Although widely held, the belief that merit rather than luck determines success or failure in the world is demonstrably false. This is not least because merit itself is, in large part, the result of luck. Talent and the capacity for determined effort, sometimes called “grit,” depend a great deal on one’s genetic endowments and upbringing.
This is to say nothing of the fortuitous circumstances that figure into every success story. In his book Success and Luck, the U.S. economist Robert Frank recounts the long-shots and coincidences that led to Bill Gates’s stellar rise as Microsoft’s founder, as well as to Frank’s own success as an academic. Luck intervenes by granting people merit, and again by furnishing circumstances in which merit can translate into success. This is not to deny the industry and talent of successful people. However, it does demonstrate that the link between merit and outcome is tenuous and indirect at best.
According to Frank, this is especially true where the success in question is great, and where the context in which it is achieved is competitive. There are certainly programmers nearly as skilful as Gates who nonetheless failed to become the richest person on Earth. In competitive contexts, many have merit, but few succeed. What separates the two is luck.
We Get to Decide What Comes Next
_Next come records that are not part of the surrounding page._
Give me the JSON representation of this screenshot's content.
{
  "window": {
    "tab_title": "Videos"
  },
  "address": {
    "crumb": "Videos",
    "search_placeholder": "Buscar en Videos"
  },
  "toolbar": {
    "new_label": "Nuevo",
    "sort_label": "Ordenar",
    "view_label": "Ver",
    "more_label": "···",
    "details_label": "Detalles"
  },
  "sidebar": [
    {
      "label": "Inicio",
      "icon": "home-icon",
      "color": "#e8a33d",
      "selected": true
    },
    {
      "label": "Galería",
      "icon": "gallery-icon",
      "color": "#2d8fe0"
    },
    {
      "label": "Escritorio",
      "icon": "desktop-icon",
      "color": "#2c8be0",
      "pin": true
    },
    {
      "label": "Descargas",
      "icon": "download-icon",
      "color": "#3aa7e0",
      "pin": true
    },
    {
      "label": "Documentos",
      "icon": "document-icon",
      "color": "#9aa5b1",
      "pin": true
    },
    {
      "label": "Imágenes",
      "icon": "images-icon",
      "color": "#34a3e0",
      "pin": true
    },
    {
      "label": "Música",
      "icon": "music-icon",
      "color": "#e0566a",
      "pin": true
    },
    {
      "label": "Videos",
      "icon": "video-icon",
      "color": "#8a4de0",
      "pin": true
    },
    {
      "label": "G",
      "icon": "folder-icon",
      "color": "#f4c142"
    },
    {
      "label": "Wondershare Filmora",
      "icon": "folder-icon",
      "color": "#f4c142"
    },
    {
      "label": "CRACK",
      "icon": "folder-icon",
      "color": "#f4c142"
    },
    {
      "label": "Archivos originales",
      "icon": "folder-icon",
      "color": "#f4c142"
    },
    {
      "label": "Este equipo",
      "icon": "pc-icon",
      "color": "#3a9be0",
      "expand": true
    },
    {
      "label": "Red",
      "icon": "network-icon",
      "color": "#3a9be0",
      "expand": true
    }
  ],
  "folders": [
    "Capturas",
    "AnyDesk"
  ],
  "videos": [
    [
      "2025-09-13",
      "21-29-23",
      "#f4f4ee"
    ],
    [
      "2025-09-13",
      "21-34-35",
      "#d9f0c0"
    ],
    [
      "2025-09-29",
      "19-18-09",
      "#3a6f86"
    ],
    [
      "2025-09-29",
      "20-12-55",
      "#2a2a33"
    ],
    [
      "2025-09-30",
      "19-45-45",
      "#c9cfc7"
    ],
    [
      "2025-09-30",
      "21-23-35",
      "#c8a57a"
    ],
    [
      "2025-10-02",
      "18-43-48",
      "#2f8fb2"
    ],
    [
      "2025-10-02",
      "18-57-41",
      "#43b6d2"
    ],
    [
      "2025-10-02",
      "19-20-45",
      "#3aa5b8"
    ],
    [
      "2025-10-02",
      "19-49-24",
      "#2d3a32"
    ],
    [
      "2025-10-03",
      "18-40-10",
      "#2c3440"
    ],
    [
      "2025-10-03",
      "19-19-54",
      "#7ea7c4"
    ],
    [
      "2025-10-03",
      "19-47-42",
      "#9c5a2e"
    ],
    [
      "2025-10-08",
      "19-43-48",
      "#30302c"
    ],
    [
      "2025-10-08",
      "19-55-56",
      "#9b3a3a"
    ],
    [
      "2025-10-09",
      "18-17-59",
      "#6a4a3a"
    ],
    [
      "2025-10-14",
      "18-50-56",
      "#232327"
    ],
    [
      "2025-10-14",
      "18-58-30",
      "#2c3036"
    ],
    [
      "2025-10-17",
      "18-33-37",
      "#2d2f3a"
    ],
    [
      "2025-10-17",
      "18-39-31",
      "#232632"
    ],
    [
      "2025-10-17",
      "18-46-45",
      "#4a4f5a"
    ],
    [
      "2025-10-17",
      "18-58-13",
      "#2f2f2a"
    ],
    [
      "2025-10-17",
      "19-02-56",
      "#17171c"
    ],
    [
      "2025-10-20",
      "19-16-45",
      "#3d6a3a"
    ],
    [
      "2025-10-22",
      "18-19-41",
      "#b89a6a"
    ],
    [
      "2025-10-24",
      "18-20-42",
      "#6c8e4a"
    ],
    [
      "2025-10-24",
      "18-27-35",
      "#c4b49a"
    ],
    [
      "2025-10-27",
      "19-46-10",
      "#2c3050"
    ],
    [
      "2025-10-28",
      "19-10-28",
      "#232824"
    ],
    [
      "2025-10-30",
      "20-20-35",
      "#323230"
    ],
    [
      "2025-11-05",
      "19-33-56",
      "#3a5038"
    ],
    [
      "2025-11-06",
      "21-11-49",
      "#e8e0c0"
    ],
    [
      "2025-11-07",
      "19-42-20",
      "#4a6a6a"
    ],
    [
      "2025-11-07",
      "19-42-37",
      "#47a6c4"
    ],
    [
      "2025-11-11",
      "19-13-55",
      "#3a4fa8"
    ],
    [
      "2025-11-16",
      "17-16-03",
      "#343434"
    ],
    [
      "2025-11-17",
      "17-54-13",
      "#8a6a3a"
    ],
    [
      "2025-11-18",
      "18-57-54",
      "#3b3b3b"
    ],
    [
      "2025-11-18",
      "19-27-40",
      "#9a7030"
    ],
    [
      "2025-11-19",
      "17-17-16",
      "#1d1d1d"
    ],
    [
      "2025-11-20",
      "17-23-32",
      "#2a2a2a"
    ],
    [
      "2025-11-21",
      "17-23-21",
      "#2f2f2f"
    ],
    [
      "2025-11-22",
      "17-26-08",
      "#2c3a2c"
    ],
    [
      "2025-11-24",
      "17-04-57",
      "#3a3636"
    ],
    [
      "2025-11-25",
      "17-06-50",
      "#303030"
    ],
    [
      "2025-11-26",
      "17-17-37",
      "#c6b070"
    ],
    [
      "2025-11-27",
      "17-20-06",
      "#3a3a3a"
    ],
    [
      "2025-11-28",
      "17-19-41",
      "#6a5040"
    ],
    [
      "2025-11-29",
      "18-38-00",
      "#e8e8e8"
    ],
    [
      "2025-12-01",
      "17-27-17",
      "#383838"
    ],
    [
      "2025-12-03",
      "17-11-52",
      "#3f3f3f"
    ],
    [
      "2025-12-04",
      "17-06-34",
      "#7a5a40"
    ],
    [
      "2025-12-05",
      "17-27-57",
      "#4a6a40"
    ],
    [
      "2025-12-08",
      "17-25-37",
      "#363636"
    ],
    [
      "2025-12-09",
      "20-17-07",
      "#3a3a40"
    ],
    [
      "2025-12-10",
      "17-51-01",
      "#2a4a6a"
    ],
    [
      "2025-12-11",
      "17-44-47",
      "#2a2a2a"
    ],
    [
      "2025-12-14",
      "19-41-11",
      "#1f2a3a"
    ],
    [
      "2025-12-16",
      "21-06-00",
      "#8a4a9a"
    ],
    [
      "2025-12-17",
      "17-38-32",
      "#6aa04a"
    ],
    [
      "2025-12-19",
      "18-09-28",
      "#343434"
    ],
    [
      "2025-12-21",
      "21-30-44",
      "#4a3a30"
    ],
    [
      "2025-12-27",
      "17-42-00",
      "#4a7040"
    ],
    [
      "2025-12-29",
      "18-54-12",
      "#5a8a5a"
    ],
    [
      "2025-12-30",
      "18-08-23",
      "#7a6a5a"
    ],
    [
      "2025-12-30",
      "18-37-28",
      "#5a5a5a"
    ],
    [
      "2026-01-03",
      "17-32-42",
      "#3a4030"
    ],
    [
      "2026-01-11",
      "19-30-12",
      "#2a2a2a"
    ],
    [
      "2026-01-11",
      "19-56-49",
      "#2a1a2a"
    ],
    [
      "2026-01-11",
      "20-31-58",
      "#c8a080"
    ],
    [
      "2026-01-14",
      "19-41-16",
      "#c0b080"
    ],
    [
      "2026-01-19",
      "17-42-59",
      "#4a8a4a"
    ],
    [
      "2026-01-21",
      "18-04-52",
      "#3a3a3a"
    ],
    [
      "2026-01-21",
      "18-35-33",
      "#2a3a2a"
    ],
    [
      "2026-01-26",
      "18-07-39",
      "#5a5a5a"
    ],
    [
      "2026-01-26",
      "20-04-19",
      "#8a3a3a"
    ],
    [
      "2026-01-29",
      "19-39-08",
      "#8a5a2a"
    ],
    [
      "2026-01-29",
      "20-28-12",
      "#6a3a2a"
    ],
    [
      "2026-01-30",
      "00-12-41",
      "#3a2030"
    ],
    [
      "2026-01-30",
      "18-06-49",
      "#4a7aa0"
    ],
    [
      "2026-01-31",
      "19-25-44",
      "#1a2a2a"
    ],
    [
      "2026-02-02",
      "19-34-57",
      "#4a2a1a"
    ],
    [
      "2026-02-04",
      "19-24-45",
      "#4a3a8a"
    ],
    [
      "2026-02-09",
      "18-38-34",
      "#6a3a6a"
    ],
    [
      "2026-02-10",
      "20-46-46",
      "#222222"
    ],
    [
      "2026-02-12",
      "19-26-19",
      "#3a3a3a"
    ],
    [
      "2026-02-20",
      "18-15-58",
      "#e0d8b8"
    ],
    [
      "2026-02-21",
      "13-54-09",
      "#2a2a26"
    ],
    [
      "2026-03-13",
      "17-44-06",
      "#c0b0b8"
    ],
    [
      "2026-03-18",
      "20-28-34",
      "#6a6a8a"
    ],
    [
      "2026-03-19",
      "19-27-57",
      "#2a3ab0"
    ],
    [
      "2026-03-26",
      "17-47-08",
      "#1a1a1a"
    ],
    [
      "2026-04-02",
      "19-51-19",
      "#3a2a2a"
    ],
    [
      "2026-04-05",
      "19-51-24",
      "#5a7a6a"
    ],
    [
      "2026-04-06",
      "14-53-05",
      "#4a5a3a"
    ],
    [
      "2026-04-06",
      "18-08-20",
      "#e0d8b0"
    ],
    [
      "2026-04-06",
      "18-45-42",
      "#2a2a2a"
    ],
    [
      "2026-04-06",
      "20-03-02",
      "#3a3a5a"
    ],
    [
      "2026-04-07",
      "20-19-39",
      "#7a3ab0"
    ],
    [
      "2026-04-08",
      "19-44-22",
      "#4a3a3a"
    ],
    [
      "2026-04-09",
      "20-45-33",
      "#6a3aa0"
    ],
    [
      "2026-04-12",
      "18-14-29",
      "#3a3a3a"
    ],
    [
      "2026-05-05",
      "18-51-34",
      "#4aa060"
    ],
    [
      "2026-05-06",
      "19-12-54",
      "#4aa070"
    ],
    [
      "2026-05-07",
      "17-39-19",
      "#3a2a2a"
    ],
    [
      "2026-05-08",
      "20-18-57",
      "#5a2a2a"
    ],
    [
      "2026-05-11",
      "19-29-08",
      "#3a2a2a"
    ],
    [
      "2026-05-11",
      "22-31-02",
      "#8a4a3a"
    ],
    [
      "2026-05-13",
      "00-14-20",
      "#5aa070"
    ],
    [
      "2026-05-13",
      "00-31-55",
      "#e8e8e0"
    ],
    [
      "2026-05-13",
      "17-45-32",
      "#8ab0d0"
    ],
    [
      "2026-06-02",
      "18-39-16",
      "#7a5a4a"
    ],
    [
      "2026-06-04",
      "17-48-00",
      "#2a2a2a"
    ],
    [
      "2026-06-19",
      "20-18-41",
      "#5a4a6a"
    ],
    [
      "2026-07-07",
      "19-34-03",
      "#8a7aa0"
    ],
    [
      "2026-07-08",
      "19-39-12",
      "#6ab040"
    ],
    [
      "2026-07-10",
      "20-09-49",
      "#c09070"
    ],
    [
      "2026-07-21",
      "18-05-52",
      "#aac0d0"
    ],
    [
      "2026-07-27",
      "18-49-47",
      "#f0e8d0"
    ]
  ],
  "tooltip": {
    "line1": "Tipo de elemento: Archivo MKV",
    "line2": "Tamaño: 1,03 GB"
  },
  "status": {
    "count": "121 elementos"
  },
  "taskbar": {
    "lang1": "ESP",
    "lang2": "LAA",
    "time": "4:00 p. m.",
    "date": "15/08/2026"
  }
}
We’re living in interesting times. I think there’s pressure building up on one of those socio-political-historical fault lines. We might live to see humanity evolve into its next political and economic model. This can be daunting, but it should also be exciting. After all, if we play our cards right, we can determine what this new model will be.
While I don’t agree with the authors entirely, this article gives much food for thought on this idea. It is likely that what comes next won’t be any of the old models, and won’t be accurately predicted by any futurist.
Where their argument falters is that they seem to assume that which of these models will emerge is a function of which one best addresses the challenges of the modern era, climate change, and the pressures of automation. That’s not how economies change. Economies change as a function of who holds economic power, those people’s interests, and how people generally relate to economic activity. Without radical economic democracy which places power in many hands, whatever comes next will only serve the few who currently hold power.
Though I do have to give a special shout-out for introducing me to the term “doughnut economics.”
- Don’t Be Scared About the End of Capitalism—Be Excited to Build What Comes Next by Jason Hickel and Martin Kirk at Fast Company